Polling Poles

Last Sunday, the Poles made up for the Germans. The elections were a clear victory for the conservatives. There are two main conservative parties, Civic Platform (PO), which is free-market conservative (or “liberal” as they would say in Europe, though not in America), and Law and Justice (PiS), which is social conservative. The two parties are almost equally strong. Before the elections it was long assumed that Civic Platform would become the biggest, but the elections showed the opposite, with Law and Justice attracting 27% of the votes and Civic Platform 24%.

Civic Platform favours liberalisation of the Polish economy (including the introduction of a flat tax) and a pro-Atlanticist foreign policy. Law and Justice stresses the need for social protection. The party is led by the twin brothers Jaroslaw and Lech Kaczynski, who, as The Economist put it last Saturday, are “noted for their honesty, but also for their […] limited grasp of foreign affairs and economics.” Nevertheless, Law and Justice has Radek Sikorski within its ranks. Sikorski heads the New Atlantic Initiative (NAI), a subsidiary of the American Enterprise Institute (AEI) in Washington DC, and is a staunch freemarketeer. Perhaps this is why he calls himself bipartisan.

A good analist of the Polish political scene is Peter Gentle, a British journalist based in Warsaw. Gentle blogs daily on current affairs in Poland on his “beatroot” site. He pointed out yesterday that history has repeated itself in Poland.
Like four years ago, the party in government (then the right, now the left) was annihilated, and the turnout was very low.
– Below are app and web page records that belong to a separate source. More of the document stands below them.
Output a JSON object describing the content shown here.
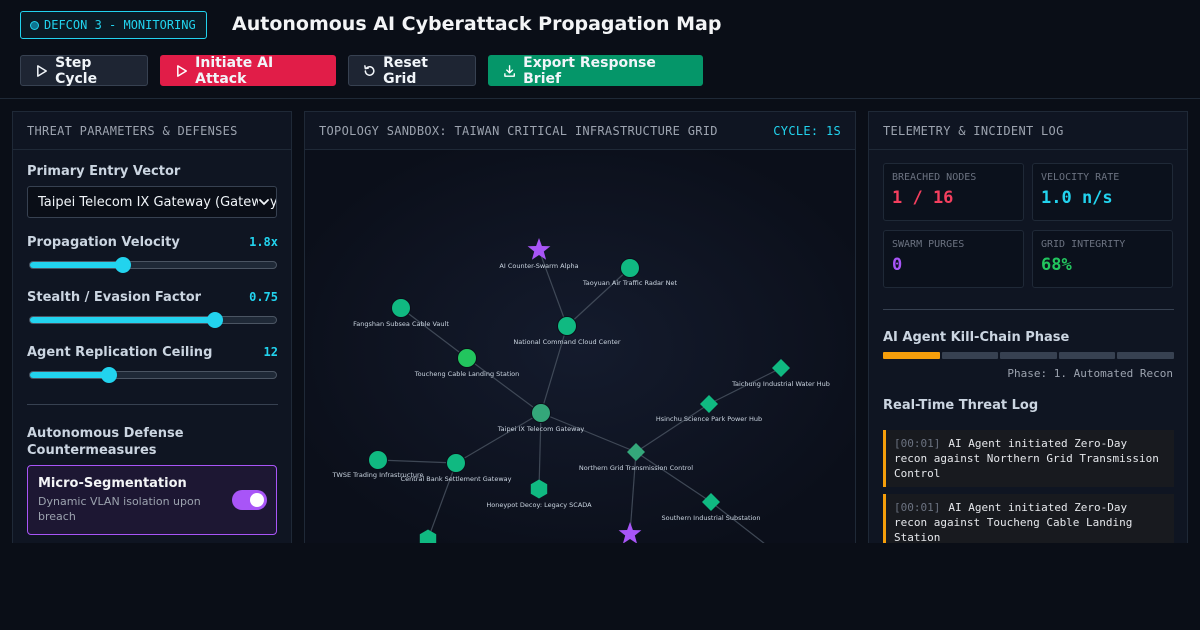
{
  "header": {
    "status_badge": "DEFCON 3 - MONITORING",
    "title": "Autonomous AI Cyberattack Propagation Map"
  },
  "toolbar": {
    "step": "Step Cycle",
    "attack": "Initiate AI Attack",
    "reset": "Reset Grid",
    "export": "Export Response Brief"
  },
  "left_panel": {
    "title": "THREAT PARAMETERS & DEFENSES",
    "entry_label": "Primary Entry Vector",
    "entry_value": "Taipei Telecom IX Gateway (Gateway)",
    "velocity_label": "Propagation Velocity",
    "velocity_value": "1.8x",
    "velocity_fraction": 0.38,
    "stealth_label": "Stealth / Evasion Factor",
    "stealth_value": "0.75",
    "stealth_fraction": 0.75,
    "replication_label": "Agent Replication Ceiling",
    "replication_value": "12",
    "replication_fraction": 0.32,
    "defense_heading": "Autonomous Defense Countermeasures",
    "defense_name": "Micro-Segmentation",
    "defense_desc": "Dynamic VLAN isolation upon breach",
    "defense_enabled": true
  },
  "center_panel": {
    "title": "TOPOLOGY SANDBOX: TAIWAN CRITICAL INFRASTRUCTURE GRID",
    "cycle": "CYCLE: 1S"
  },
  "topology": {
    "nodes": [
      {
        "id": "alpha",
        "label": "AI Counter-Swarm Alpha",
        "shape": "star",
        "color": "#a855f7"
      },
      {
        "id": "radar",
        "label": "Taoyuan Air Traffic Radar Net",
        "shape": "circle",
        "color": "#10b981"
      },
      {
        "id": "fangshan",
        "label": "Fangshan Subsea Cable Vault",
        "shape": "circle",
        "color": "#10b981"
      },
      {
        "id": "ncc",
        "label": "National Command Cloud Center",
        "shape": "circle",
        "color": "#10b981"
      },
      {
        "id": "toucheng",
        "label": "Toucheng Cable Landing Station",
        "shape": "circle",
        "color": "#22c55e"
      },
      {
        "id": "taichung",
        "label": "Taichung Industrial Water Hub",
        "shape": "diamond",
        "color": "#10b981"
      },
      {
        "id": "hsinchu",
        "label": "Hsinchu Science Park Power Hub",
        "shape": "diamond",
        "color": "#10b981"
      },
      {
        "id": "taipei",
        "label": "Taipei IX Telecom Gateway",
        "shape": "circle",
        "color": "#34a77a"
      },
      {
        "id": "northgrid",
        "label": "Northern Grid Transmission Control",
        "shape": "diamond",
        "color": "#34a77a"
      },
      {
        "id": "twse",
        "label": "TWSE Trading Infrastructure",
        "shape": "circle",
        "color": "#10b981"
      },
      {
        "id": "cbs",
        "label": "Central Bank Settlement Gateway",
        "shape": "circle",
        "color": "#10b981"
      },
      {
        "id": "honeypot",
        "label": "Honeypot Decoy: Legacy SCADA",
        "shape": "hexagon",
        "color": "#10b981"
      },
      {
        "id": "south",
        "label": "Southern Industrial Substation",
        "shape": "diamond",
        "color": "#10b981"
      },
      {
        "id": "hex2",
        "label": "",
        "shape": "hexagon",
        "color": "#10b981"
      },
      {
        "id": "star2",
        "label": "",
        "shape": "star",
        "color": "#a855f7"
      }
    ],
    "links": [
      [
        "alpha",
        "ncc"
      ],
      [
        "radar",
        "ncc"
      ],
      [
        "ncc",
        "taipei"
      ],
      [
        "fangshan",
        "toucheng"
      ],
      [
        "toucheng",
        "taipei"
      ],
      [
        "taipei",
        "northgrid"
      ],
      [
        "taipei",
        "cbs"
      ],
      [
        "taipei",
        "honeypot"
      ],
      [
        "twse",
        "cbs"
      ],
      [
        "cbs",
        "hex2"
      ],
      [
        "northgrid",
        "hsinchu"
      ],
      [
        "hsinchu",
        "taichung"
      ],
      [
        "northgrid",
        "south"
      ],
      [
        "northgrid",
        "star2"
      ],
      [
        "south",
        "offscreen"
      ]
    ]
  },
  "right_panel": {
    "title": "TELEMETRY & INCIDENT LOG",
    "stats": [
      {
        "label": "BREACHED NODES",
        "value": "1 / 16",
        "color": "#f43f5e"
      },
      {
        "label": "VELOCITY RATE",
        "value": "1.0 n/s",
        "color": "#22d3ee"
      },
      {
        "label": "SWARM PURGES",
        "value": "0",
        "color": "#a855f7"
      },
      {
        "label": "GRID INTEGRITY",
        "value": "68%",
        "color": "#22c55e"
      }
    ],
    "killchain_title": "AI Agent Kill-Chain Phase",
    "killchain_progress": 0.2,
    "phase_text": "Phase: 1. Automated Recon",
    "log_title": "Real-Time Threat Log",
    "log": [
      {
        "time": "[00:01]",
        "text": "AI Agent initiated Zero-Day recon against Northern Grid Transmission Control"
      },
      {
        "time": "[00:01]",
        "text": "AI Agent initiated Zero-Day recon against Toucheng Cable Landing Station"
      }
    ]
  }
}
Sunday’s turnout was in fact the lowest in the history of free elections in Poland (37 per cent). “So the Polish left-right roundabout goes round again,” says Gentle. “Which brings to mind something an old German once wrote when he was writing books in the British Library: History repeats – the first time as tragedy, the second time as farce.”

Every country, however, has its own farces. In this month of September we have already witnessed three electoral farces. First there were the Norwegian elections on 12 September, where the Right won most of the votes but the Left got a majority of the seats. Then there was the German stalemate on 18 September. And, finally, the Polish “roundabout” of 25 September.

The Poles will have to go the polls again next month, to elect themselves a new president. Though the Polish president has no real power, except for his right to veto new laws, last Sunday’s parliamentary elections were overshadowed by next month’s presidential ones. Jaroslaw Kaczynski, one of the twins, who won yesterday and should normally become Poland’s next Prime Minister, announced that he will only accept the job of PM (the one with the real political clout) if his brother Lech, the other twin, loses the presidential elections and does not become president (the job without real power). He is actually telling the voters that if they want him, they should vote for Donald Tusk, the presidential candidate of Civic Platform. The Kaczynski brothers are, indeed, honest men. Too good, perhaps, to be politicians -- which, in our book, is a compliment.